Through the course of the first unit, students were “exposed” to big ideas (“Otherness,” Immigration and Slavery) that linked back to two Enduring Understandings: Ideal societies honor the dignity of every human being, and how we treat other people reflects our own character. Initially, the overarching – and very intentional – connections between two novels, a research paper, the character tree in Browning’s lobby, and several field trips were not apparent to students.
With time and without prompting, students began having “aha moments” when they linked a novel character who has a brother with autism to the big idea of “Otherness.” They realized that the compassion and sensitivity exhibited by the character was shaping their own lives when they partnered with a student with autism on our bi-weekly trips to the Manhattan Childrens Center (MCC). They learned that “Otherness” was helping them to understand that different people learn, face challenges and find meaning and purpose in different ways. These experiences also provide an ongoing safe space for our students to reflect on how different students process information, express emotion, and socially interact with peers. MCC educators always allow for a period at the end of each game play session for Browning students to reflect and ask questions about observations they made. During these discussions, it is clear each Browning student is wanting to honor the dignity of their MCC Buddy by being sensitive to their challenges and circumstances, and all of the boys recognize that building relationships by playing games and having fun is part of a natural desire for all kids. In the first few months of this school year, our Browning fourth graders have already expressed how these Buddy interactions have made them think about their own feelings and character. They have talked (and written) about times when they have felt “Otherness” themselves.

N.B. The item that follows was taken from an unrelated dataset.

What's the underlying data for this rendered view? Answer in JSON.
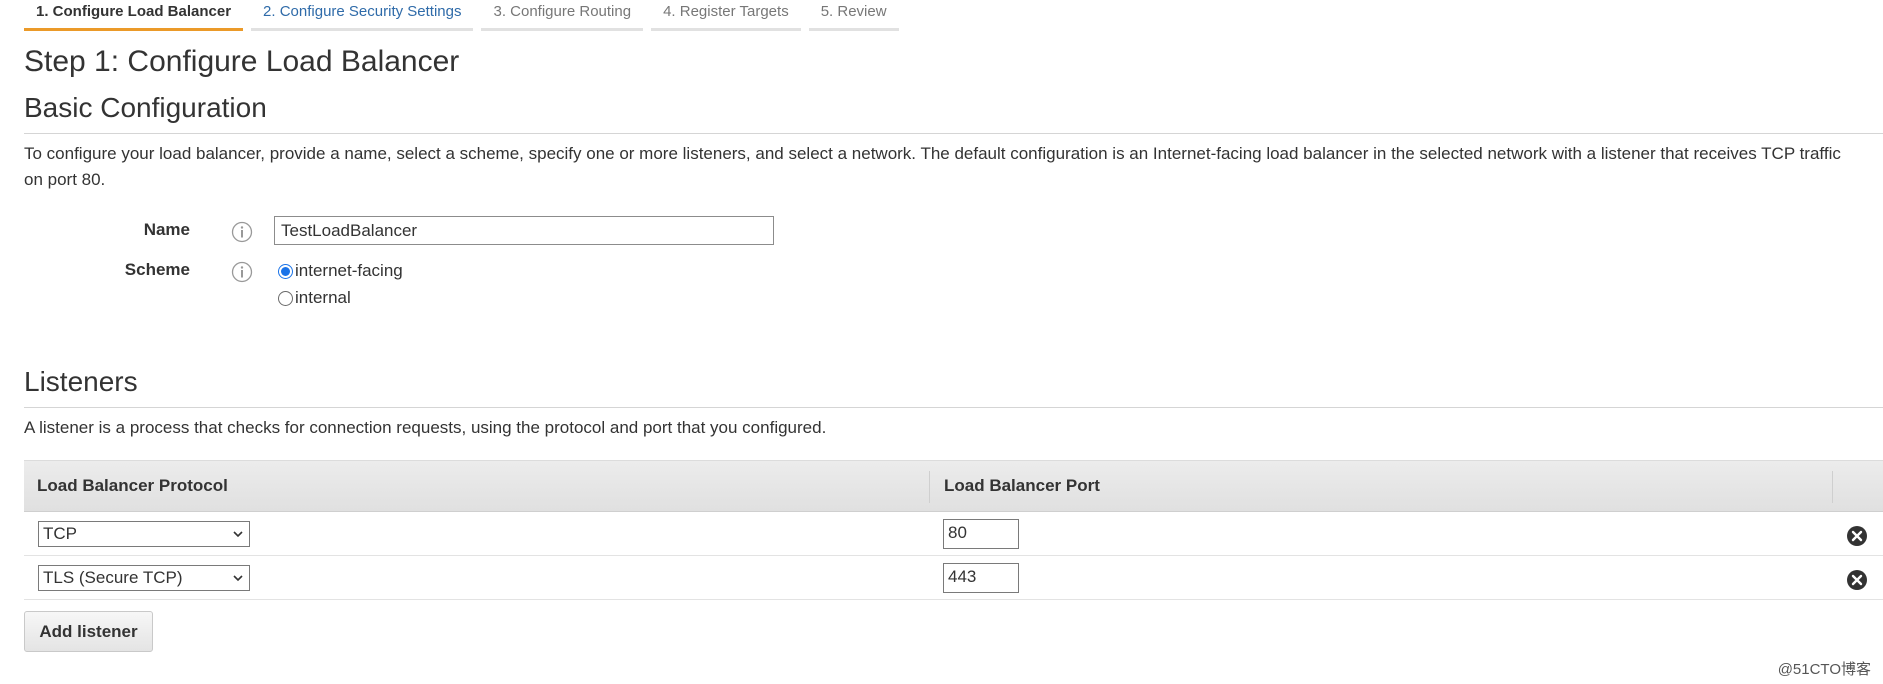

Thanks to the collaborate effort of our head librarian Ms. Louis and study skills teacher Ms. Brenner, the fourth graders were able to apply their understanding of immigrants and slaves as they researched and presented a biographical profile of individuals who have and who continue to impact our nation. They read “Esperanza Rising” by Pam Munoz Ryan and made the connection between migrant farm workers in the early 20th century with our field trip to the Tenement Museum and the plight of European immigrants who lived and worked in undignified settings. At the same time, our art teacher Ms. Bancroft taught the students about a slave in the book, “Dave the Potter,” by Labban Carrick Hill, and they created original art pieces with inspirational sayings. These works will be proudly displayed at this year’s Art Show! Through these lessons and activities, the students grew to have a respect for the dignity of every human being and to reflect on how they personally value that ordinary people can do extraordinary things – not only in the past but in the present.
As we concluded this first unit, we developed a Google Form survey that allowed all fourth graders to privately reflect on the identity of the characters and people we studied: what motivated them; what priorities changed when her environment, circumstances or economic status changed; what shaped their identity and sense of self. In the survey, students were also asked to reflect on their own identity traits and to select traits that reflected what they value in their own lives, which led to both an analysis of the overall data as well as a self-reflection about what’s individually important about themselves at this moment in time.
Luckily, there is more time in the year to continue this work of self-reflection and identity, as we continue in the two remaining units. I am always grateful that my sense of self and identity continues to evolve as I am exposed to and explore more of the world and people around and beyond me, and I wish the same for any student I am lucky to encounter. I am blessed to be here at Browning and to share in this important and rewarding work.